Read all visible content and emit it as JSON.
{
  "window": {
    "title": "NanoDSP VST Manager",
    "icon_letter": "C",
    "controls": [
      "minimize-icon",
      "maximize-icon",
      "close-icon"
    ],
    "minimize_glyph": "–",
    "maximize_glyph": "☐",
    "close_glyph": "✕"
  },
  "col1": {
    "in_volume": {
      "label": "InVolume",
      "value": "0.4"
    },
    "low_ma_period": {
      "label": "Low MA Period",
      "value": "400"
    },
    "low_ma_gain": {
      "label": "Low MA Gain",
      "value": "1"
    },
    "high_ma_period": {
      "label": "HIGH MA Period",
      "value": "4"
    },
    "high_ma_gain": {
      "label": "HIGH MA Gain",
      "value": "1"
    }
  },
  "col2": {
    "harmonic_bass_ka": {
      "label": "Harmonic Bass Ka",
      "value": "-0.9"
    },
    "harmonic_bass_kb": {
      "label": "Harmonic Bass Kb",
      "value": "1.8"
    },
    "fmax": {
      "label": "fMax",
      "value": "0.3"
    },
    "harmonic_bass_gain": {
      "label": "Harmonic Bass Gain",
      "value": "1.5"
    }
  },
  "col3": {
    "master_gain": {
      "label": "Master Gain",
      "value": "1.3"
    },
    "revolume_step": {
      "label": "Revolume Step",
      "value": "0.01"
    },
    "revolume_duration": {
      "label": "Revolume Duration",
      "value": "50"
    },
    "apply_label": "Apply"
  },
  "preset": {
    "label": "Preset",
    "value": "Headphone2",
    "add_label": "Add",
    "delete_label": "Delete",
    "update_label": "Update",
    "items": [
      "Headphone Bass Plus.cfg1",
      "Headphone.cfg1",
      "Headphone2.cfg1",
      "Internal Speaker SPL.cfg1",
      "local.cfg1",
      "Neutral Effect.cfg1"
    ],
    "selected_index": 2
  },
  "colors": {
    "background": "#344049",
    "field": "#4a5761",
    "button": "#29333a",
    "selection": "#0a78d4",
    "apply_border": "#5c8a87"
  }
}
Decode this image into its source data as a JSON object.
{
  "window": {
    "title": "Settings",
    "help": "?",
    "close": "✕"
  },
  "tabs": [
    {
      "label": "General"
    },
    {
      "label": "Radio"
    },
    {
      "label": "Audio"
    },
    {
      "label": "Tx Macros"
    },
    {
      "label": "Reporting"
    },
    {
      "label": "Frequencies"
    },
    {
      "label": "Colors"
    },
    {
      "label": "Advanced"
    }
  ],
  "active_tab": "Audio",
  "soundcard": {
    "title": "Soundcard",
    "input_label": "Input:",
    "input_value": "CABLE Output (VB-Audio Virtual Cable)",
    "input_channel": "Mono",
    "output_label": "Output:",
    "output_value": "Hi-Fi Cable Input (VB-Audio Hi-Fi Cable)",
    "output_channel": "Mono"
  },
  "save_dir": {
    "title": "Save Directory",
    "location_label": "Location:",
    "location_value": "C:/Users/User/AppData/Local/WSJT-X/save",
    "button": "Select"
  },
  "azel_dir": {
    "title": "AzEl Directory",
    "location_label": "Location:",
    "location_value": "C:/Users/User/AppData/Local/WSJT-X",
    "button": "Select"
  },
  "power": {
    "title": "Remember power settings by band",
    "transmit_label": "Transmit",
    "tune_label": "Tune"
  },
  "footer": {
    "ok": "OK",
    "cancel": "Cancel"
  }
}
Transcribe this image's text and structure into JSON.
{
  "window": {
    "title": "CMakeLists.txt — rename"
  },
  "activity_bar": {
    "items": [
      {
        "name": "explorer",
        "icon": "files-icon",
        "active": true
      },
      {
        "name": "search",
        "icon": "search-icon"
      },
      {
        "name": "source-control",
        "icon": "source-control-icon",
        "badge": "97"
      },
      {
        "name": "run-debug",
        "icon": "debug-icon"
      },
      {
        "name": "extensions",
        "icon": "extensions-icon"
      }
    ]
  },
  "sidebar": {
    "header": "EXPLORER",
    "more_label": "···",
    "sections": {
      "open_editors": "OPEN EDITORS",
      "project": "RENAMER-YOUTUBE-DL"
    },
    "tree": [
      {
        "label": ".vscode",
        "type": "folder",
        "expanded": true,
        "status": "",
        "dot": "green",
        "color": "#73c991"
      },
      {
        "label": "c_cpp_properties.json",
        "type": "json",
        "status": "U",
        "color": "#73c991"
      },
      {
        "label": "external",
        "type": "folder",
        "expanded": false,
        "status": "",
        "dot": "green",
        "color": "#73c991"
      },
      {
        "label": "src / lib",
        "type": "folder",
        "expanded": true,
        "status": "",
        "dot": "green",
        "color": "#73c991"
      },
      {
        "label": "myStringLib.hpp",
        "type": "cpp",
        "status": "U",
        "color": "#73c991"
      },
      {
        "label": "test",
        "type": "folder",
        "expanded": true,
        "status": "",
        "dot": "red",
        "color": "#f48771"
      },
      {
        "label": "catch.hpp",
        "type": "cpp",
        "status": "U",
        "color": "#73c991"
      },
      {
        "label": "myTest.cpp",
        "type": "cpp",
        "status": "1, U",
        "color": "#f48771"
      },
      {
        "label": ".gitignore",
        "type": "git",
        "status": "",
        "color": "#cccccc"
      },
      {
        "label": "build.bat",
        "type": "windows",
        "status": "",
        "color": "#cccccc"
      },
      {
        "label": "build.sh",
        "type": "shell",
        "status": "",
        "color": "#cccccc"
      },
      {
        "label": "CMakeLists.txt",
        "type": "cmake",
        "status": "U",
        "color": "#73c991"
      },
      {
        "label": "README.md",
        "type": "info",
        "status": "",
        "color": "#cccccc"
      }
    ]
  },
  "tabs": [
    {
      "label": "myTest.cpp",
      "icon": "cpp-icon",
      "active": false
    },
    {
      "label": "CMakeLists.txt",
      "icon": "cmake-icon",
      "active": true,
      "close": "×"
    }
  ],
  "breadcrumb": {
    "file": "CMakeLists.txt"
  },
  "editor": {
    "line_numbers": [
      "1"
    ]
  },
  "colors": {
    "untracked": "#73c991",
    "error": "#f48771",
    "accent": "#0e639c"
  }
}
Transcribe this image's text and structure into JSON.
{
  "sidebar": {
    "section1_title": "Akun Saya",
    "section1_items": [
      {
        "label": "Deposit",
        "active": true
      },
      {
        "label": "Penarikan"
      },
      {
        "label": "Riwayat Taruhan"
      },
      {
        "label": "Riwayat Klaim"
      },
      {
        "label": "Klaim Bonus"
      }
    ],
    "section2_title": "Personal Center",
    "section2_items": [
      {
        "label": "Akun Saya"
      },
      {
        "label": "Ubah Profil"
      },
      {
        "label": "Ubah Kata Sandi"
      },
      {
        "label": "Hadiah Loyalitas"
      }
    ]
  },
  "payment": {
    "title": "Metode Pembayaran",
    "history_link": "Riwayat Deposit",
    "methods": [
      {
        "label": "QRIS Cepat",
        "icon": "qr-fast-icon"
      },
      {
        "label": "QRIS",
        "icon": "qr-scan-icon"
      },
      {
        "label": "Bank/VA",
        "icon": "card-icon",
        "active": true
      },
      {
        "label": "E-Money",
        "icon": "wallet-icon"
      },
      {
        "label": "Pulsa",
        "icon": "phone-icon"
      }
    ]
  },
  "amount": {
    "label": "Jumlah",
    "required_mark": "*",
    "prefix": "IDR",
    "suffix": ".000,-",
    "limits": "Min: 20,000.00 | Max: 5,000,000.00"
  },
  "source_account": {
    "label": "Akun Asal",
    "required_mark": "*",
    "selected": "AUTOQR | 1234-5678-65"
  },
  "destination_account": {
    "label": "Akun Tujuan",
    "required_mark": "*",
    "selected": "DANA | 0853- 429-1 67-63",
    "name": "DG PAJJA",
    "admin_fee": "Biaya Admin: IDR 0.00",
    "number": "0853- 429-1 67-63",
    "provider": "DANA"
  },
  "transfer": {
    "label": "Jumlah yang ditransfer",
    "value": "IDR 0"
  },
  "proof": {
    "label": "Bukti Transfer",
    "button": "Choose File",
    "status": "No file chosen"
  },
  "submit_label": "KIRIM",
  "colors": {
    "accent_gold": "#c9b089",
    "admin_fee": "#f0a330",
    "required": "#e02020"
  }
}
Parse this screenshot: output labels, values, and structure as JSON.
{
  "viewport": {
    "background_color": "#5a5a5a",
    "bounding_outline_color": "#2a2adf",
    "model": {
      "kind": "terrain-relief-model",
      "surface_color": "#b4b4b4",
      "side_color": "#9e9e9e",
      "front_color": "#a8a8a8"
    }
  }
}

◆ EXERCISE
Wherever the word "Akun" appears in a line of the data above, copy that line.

◆ YOUR SOLUTION
    "section1_title": "Akun Saya",
        "label": "Akun Saya"
    "label": "Akun Asal",
    "label": "Akun Tujuan",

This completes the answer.